Building off of workforce partnerships and 100 percent job placement rate for graduates
BERLIN — After a decade of successfully training and placing students in welding positions at more than 30 Granite State organizations, the White Mountains Community College’s advanced welding programs will be expanding this year through a new associate in trades management degree offering in the fall of 2017. The new program will provide graduates with more training for leadership skills introduced in WMCC’s welding, advanced welding and industrial maintenance certificates.
The advanced welding programs offer an educational experience that is heavy on hands-on learning. As much as 90 percent of the instruction takes place in a lab. It also provides career preparation training to assist students with resumes, mock interviews, and networking opportunities with local companies to refine soft skills.
To date, 100 percent of its job-seeking students complete the program with a job waiting for them. Some companies hiring WMCC grads include the Portsmouth Naval Shipyard, Westinghouse Electric and Cianbro among others.

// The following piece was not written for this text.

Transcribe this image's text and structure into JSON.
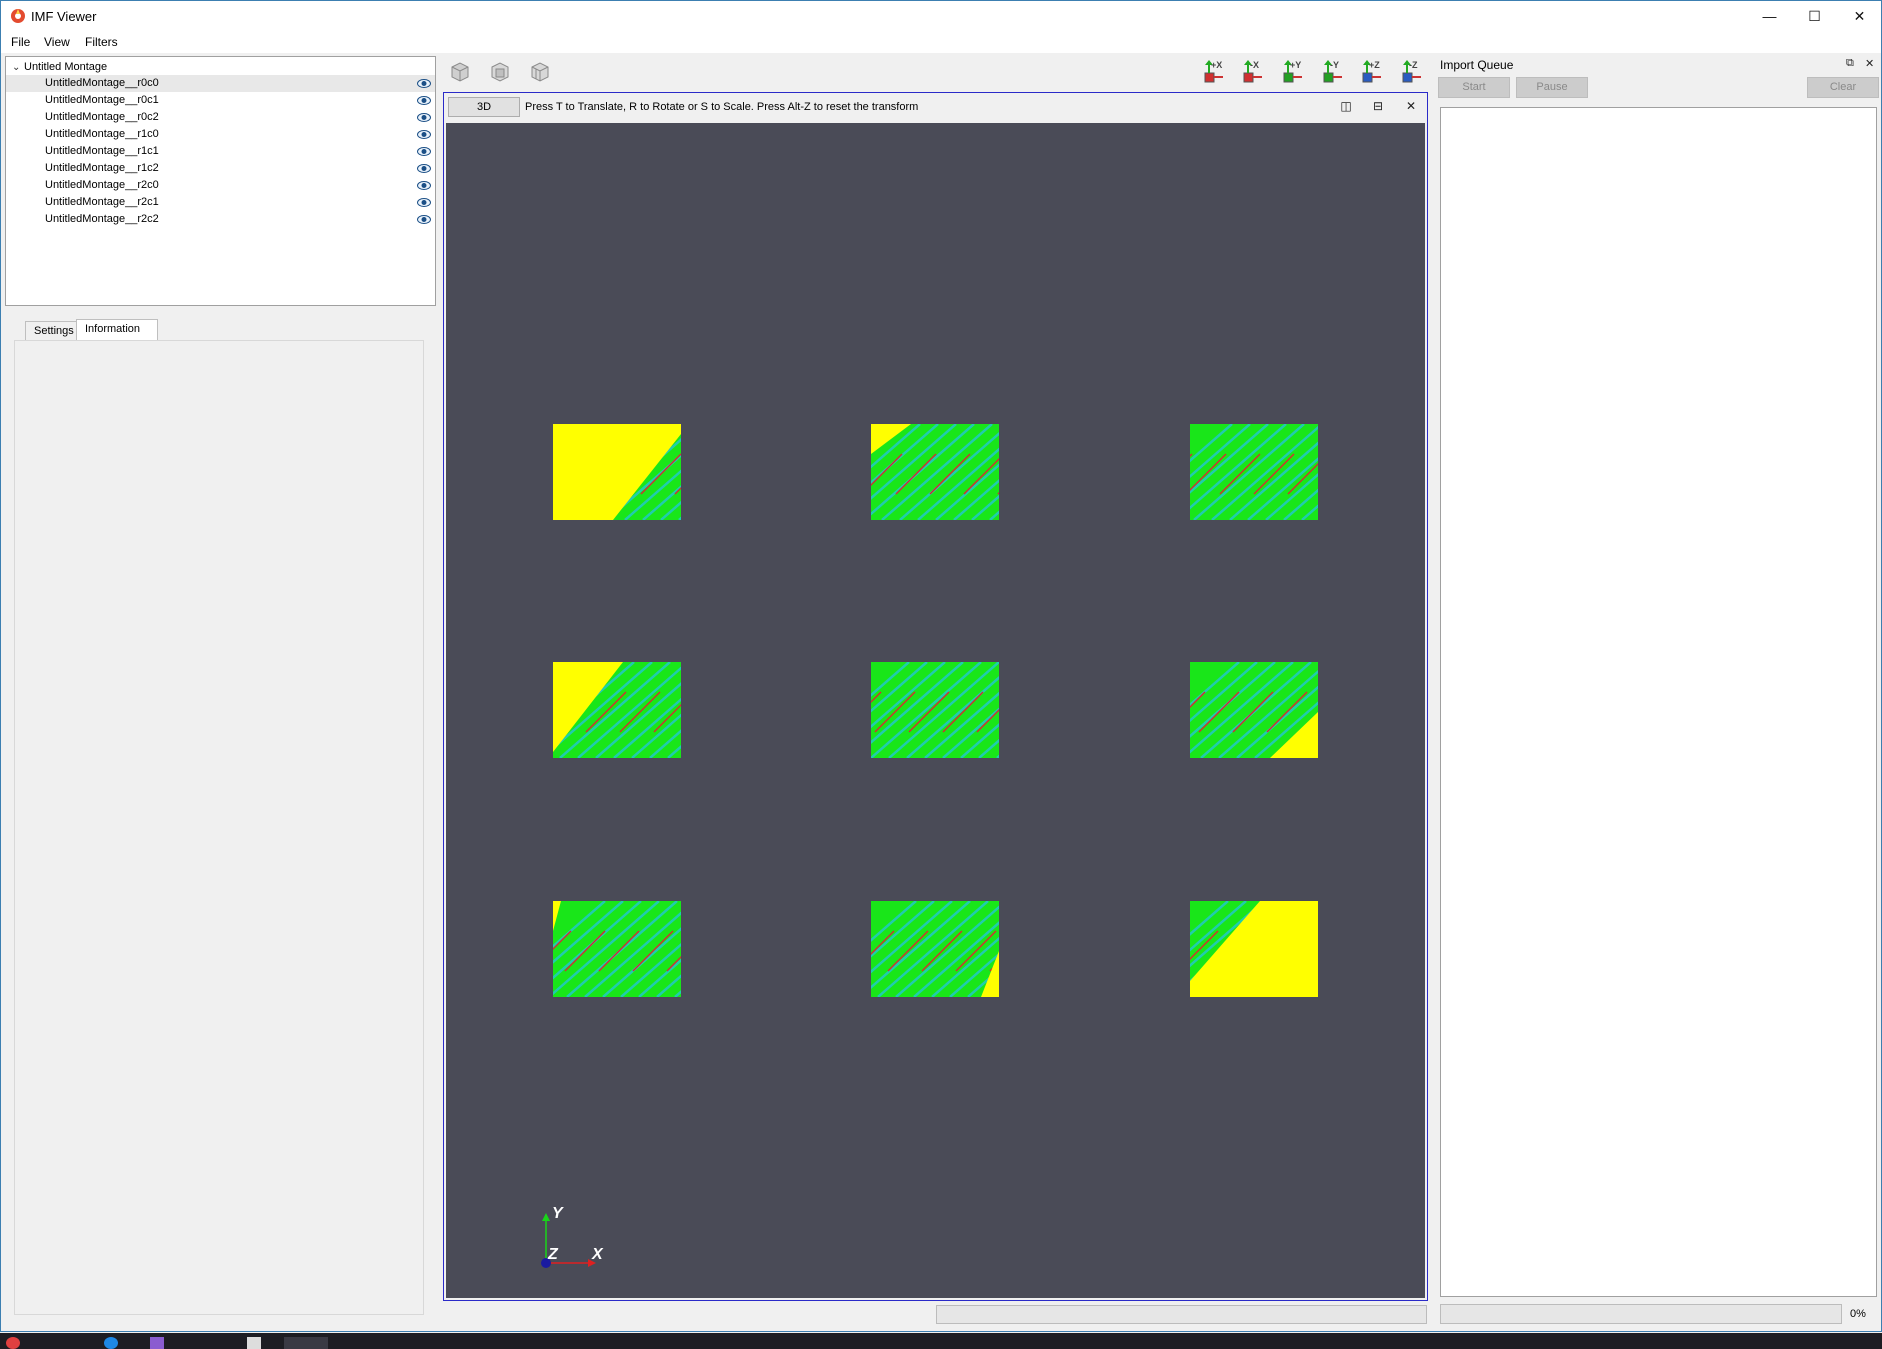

“Attitude and the desire to learn are major tenets of our program, so we focus on hands-on learning and the skills that will help the student excel in his or her career,” said Michael J. Pike, a Welding Technology instructor and the program’s coordinator at White Mountains Community College. “Because of the flexibility and stackability of our certificates and Associate degree structure, we see people of all ages and experience attracted to this program and the pathways to employment that it creates.”
That includes recent graduate Walter Luikey from Glen, who at 80 years young, completed a welding certificate and returned to work with the Eastern Millwright Regional Council’s New England Local Union #1121, one of WMCC’s welding program’s hallmark partners. Millwrights are precision craftsmen who install, upgrade, maintain, diagnose, and repair complex and intricate machinery for many industries. Continuously employed throughout his career, he took his updated skill set and past experience running his own business, to update his skills and further advance his career.

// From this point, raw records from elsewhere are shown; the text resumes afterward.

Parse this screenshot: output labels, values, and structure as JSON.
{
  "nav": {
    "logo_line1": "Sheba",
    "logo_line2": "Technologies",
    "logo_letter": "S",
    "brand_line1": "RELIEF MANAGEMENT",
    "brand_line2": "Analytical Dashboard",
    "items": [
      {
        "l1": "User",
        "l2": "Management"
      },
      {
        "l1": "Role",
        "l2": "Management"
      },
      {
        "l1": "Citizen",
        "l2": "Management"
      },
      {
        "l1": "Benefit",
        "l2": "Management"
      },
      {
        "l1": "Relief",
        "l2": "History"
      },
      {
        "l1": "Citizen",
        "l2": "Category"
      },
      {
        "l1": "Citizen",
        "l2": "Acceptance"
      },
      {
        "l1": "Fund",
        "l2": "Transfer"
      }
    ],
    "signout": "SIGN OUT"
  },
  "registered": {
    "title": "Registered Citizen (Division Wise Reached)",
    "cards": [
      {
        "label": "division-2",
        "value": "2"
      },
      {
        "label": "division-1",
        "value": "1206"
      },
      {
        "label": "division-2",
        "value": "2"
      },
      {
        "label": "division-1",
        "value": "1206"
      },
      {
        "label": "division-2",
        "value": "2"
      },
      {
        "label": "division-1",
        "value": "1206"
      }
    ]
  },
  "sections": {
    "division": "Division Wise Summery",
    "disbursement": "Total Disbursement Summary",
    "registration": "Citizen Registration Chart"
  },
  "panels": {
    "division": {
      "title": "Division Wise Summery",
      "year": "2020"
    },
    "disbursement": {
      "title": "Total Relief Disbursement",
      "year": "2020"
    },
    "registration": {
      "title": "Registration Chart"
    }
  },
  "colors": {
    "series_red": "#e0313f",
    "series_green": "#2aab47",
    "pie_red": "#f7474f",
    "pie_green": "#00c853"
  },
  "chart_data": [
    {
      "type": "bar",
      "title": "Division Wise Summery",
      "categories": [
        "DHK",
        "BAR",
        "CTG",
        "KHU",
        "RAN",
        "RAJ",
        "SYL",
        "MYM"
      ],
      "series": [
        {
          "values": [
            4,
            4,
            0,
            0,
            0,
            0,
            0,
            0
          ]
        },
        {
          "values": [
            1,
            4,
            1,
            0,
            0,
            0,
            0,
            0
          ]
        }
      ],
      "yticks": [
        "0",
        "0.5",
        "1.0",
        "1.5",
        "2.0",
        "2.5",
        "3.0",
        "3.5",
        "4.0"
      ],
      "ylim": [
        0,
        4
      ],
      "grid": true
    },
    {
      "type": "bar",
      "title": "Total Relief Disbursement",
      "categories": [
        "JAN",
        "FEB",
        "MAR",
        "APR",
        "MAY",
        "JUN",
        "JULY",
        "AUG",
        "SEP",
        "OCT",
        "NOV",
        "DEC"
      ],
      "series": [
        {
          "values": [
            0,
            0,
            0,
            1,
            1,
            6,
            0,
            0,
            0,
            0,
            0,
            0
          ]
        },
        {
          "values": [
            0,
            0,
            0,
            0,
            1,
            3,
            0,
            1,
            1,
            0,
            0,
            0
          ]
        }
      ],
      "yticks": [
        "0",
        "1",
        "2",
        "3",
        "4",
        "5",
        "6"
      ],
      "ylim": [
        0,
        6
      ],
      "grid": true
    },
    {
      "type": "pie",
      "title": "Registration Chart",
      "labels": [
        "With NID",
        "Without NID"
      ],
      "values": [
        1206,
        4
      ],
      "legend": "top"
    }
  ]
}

The base for WMCC’s program is the Advanced Welding Certificate, a full time, two semester program. Graduates learn the core applications of the welding trade, as well necessary safety, blueprint reading and other skills needed for employment in today’s welding industry. The certificate provides students with the skills and knowledge necessary to achieve certification in multiple processes by including test preparation as part of the course.

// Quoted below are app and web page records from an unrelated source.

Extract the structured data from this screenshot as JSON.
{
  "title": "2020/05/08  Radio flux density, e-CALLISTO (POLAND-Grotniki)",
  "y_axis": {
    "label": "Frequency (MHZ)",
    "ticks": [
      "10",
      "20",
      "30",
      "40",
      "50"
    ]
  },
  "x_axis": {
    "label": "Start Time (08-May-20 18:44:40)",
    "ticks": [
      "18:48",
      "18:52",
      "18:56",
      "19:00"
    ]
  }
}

WMCC’s Pike helped launch the school’s Welding Technology degree and certificate programs 10 years ago, borne out of the State of New Hampshire’s desire to help workers who had been laid off and bolster the workforce for skilled manufacturing.
“The contractors I work for continuously recognize the value of tradesman with a welding background,” said Albert Marquis from Colebrook, who completed training at WMCC in August of 2015. “My experience in the WMCC Welding Program enabled me to secure more work as a millwright welder.”
But not all the work falls on students and instructors. WMCC’s welding program industry partners are active participants, frequently speaking to classes about what they look for in employees. This makes it easier to make connections within the industry while introducing students to job opportunities – Pike says students have had up to 11 different job offers waiting for them upon completion of the program.